> **Prompt**
All that is needed is each line of the entries holding the word "icon", copied as it stands.

> **Records provided**
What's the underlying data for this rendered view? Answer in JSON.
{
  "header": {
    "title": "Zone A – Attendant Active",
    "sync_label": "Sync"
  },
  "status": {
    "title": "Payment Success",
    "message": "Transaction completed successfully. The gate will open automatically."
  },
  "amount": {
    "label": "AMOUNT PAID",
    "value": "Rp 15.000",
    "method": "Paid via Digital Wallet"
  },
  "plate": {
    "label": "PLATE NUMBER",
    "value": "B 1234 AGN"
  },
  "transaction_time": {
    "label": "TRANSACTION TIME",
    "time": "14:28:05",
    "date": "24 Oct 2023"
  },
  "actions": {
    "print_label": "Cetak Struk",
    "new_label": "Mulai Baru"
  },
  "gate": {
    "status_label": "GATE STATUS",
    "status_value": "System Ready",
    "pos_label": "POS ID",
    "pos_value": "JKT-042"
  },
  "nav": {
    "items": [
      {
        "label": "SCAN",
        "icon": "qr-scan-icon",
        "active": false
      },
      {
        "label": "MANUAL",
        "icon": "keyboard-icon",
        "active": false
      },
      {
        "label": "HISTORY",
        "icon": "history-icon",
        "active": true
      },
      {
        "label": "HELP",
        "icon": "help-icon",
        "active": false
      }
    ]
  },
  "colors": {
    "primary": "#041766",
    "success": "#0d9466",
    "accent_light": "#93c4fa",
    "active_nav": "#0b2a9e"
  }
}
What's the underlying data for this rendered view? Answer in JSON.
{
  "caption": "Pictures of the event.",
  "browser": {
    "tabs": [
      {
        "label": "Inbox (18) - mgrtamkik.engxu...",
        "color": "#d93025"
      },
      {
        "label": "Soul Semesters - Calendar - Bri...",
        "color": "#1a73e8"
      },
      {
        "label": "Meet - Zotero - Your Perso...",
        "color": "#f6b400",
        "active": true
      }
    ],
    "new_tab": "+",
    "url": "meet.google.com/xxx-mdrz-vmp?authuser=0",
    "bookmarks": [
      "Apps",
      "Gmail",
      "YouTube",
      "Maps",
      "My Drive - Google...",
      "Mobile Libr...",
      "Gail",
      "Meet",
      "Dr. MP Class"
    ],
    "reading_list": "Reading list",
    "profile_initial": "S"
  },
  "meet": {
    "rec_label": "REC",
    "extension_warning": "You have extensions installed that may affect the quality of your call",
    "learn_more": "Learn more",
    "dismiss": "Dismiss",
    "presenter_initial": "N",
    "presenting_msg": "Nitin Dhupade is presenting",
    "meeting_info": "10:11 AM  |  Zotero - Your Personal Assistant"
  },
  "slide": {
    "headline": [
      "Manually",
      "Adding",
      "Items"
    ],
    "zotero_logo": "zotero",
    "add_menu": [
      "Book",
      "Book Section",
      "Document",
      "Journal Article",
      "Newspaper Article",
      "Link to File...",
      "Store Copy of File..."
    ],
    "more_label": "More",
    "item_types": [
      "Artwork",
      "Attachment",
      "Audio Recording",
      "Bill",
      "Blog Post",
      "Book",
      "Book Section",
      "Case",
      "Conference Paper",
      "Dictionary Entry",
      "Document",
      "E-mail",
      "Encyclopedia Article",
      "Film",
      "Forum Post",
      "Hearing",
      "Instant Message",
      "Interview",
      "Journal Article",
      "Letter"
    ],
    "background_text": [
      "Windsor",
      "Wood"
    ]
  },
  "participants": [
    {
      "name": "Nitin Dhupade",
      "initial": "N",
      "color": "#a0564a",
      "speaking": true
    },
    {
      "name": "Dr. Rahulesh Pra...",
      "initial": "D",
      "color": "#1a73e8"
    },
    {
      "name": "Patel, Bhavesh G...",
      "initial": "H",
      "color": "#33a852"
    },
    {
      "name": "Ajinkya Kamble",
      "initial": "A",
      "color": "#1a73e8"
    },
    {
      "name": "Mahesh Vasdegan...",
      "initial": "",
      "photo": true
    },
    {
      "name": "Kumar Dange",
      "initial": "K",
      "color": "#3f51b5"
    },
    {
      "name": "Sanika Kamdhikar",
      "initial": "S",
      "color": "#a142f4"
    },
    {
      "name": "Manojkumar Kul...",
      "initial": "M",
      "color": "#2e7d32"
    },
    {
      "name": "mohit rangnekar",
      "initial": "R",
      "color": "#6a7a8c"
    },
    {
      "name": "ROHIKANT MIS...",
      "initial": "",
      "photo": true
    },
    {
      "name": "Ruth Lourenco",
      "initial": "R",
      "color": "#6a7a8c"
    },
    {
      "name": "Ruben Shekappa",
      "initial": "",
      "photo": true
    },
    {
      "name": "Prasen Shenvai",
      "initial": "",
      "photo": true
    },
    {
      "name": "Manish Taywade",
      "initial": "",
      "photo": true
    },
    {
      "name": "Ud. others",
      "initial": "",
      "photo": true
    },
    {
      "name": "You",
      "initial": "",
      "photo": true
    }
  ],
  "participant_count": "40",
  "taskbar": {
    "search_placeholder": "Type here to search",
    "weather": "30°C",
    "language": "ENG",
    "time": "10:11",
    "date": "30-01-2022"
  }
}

> **Response area**
        "icon": "qr-scan-icon",
        "icon": "keyboard-icon",
        "icon": "history-icon",
        "icon": "help-icon",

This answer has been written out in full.